**Records from a dataset**
§
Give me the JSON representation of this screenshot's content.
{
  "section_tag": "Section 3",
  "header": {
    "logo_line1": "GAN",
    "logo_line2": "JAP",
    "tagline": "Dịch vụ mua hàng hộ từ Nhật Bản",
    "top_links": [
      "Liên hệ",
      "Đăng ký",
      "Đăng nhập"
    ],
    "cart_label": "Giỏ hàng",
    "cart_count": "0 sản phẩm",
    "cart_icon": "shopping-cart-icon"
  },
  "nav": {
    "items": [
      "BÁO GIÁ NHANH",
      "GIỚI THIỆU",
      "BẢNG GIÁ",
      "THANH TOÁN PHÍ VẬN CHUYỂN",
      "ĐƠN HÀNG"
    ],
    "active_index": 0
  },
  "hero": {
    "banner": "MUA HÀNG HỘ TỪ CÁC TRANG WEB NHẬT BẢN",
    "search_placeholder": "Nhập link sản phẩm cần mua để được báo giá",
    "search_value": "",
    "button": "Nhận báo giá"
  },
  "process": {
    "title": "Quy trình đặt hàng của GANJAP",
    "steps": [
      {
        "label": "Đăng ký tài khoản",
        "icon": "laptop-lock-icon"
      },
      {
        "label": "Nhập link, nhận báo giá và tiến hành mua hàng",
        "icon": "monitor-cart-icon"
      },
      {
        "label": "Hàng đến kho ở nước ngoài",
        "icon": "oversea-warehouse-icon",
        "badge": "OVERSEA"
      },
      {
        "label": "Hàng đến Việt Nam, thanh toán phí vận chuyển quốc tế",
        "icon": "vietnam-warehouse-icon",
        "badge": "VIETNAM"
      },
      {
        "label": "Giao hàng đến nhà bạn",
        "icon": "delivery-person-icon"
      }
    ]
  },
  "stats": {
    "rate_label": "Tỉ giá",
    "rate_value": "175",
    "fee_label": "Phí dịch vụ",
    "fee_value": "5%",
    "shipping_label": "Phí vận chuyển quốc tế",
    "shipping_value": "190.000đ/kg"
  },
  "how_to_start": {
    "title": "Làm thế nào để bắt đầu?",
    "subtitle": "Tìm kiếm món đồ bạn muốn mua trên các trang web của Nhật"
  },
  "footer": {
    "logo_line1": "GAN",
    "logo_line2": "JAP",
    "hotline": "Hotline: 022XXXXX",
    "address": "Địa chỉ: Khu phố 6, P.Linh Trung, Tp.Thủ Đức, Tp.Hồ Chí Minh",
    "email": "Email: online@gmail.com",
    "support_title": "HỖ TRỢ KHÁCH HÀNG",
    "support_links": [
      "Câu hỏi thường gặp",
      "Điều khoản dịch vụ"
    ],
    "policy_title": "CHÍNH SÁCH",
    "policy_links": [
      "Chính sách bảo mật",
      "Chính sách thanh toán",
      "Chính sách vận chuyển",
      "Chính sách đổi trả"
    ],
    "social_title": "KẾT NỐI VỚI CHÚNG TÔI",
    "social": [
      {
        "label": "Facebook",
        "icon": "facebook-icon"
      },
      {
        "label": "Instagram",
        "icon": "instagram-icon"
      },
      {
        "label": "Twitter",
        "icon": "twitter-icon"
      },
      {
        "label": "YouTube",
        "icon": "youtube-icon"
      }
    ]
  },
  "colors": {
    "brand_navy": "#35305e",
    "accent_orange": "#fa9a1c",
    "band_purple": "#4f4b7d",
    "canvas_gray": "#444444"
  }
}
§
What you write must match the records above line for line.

**Completed exercise**
Give me the JSON representation of this screenshot's content.
{
  "section_tag": "Section 3",
  "header": {
    "logo_line1": "GAN",
    "logo_line2": "JAP",
    "tagline": "Dịch vụ mua hàng hộ từ Nhật Bản",
    "top_links": [
      "Liên hệ",
      "Đăng ký",
      "Đăng nhập"
    ],
    "cart_label": "Giỏ hàng",
    "cart_count": "0 sản phẩm",
    "cart_icon": "shopping-cart-icon"
  },
  "nav": {
    "items": [
      "BÁO GIÁ NHANH",
      "GIỚI THIỆU",
      "BẢNG GIÁ",
      "THANH TOÁN PHÍ VẬN CHUYỂN",
      "ĐƠN HÀNG"
    ],
    "active_index": 0
  },
  "hero": {
    "banner": "MUA HÀNG HỘ TỪ CÁC TRANG WEB NHẬT BẢN",
    "search_placeholder": "Nhập link sản phẩm cần mua để được báo giá",
    "search_value": "",
    "button": "Nhận báo giá"
  },
  "process": {
    "title": "Quy trình đặt hàng của GANJAP",
    "steps": [
      {
        "label": "Đăng ký tài khoản",
        "icon": "laptop-lock-icon"
      },
      {
        "label": "Nhập link, nhận báo giá và tiến hành mua hàng",
        "icon": "monitor-cart-icon"
      },
      {
        "label": "Hàng đến kho ở nước ngoài",
        "icon": "oversea-warehouse-icon",
        "badge": "OVERSEA"
      },
      {
        "label": "Hàng đến Việt Nam, thanh toán phí vận chuyển quốc tế",
        "icon": "vietnam-warehouse-icon",
        "badge": "VIETNAM"
      },
      {
        "label": "Giao hàng đến nhà bạn",
        "icon": "delivery-person-icon"
      }
    ]
  },
  "stats": {
    "rate_label": "Tỉ giá",
    "rate_value": "175",
    "fee_label": "Phí dịch vụ",
    "fee_value": "5%",
    "shipping_label": "Phí vận chuyển quốc tế",
    "shipping_value": "190.000đ/kg"
  },
  "how_to_start": {
    "title": "Làm thế nào để bắt đầu?",
    "subtitle": "Tìm kiếm món đồ bạn muốn mua trên các trang web của Nhật"
  },
  "footer": {
    "logo_line1": "GAN",
    "logo_line2": "JAP",
    "hotline": "Hotline: 022XXXXX",
    "address": "Địa chỉ: Khu phố 6, P.Linh Trung, Tp.Thủ Đức, Tp.Hồ Chí Minh",
    "email": "Email: online@gmail.com",
    "support_title": "HỖ TRỢ KHÁCH HÀNG",
    "support_links": [
      "Câu hỏi thường gặp",
      "Điều khoản dịch vụ"
    ],
    "policy_title": "CHÍNH SÁCH",
    "policy_links": [
      "Chính sách bảo mật",
      "Chính sách thanh toán",
      "Chính sách vận chuyển",
      "Chính sách đổi trả"
    ],
    "social_title": "KẾT NỐI VỚI CHÚNG TÔI",
    "social": [
      {
        "label": "Facebook",
        "icon": "facebook-icon"
      },
      {
        "label": "Instagram",
        "icon": "instagram-icon"
      },
      {
        "label": "Twitter",
        "icon": "twitter-icon"
      },
      {
        "label": "YouTube",
        "icon": "youtube-icon"
      }
    ]
  },
  "colors": {
    "brand_navy": "#35305e",
    "accent_orange": "#fa9a1c",
    "band_purple": "#4f4b7d",
    "canvas_gray": "#444444"
  }
}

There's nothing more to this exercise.